(Data shown)

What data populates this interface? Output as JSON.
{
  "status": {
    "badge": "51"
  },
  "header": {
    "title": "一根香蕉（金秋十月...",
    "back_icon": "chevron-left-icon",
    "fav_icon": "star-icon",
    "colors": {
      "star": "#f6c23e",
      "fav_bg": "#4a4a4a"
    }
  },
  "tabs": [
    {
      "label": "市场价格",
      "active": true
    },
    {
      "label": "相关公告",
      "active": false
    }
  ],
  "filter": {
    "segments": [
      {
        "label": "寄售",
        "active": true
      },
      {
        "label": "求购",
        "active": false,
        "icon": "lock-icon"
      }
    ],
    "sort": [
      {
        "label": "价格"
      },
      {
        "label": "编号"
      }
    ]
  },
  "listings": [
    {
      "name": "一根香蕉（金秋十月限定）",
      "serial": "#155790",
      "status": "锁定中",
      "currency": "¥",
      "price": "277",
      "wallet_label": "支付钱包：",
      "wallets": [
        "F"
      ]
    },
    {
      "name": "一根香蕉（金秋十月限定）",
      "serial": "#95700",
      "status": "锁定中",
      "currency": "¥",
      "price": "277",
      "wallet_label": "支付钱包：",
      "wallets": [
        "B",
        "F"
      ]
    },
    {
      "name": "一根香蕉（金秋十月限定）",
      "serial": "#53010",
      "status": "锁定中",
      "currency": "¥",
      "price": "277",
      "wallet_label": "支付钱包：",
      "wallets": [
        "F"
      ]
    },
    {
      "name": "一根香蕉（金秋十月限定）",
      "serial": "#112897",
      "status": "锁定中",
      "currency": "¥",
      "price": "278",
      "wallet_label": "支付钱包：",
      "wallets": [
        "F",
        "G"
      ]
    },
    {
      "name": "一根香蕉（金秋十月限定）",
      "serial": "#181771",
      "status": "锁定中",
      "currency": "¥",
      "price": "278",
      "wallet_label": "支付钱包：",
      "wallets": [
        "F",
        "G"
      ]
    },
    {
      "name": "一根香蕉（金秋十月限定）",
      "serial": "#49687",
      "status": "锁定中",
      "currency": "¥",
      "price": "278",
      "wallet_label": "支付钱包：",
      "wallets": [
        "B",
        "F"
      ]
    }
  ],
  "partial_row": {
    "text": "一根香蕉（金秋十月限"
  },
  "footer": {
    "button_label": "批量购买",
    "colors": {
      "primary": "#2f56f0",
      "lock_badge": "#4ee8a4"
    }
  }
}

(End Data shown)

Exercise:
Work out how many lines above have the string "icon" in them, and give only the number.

Result for this exercise:
3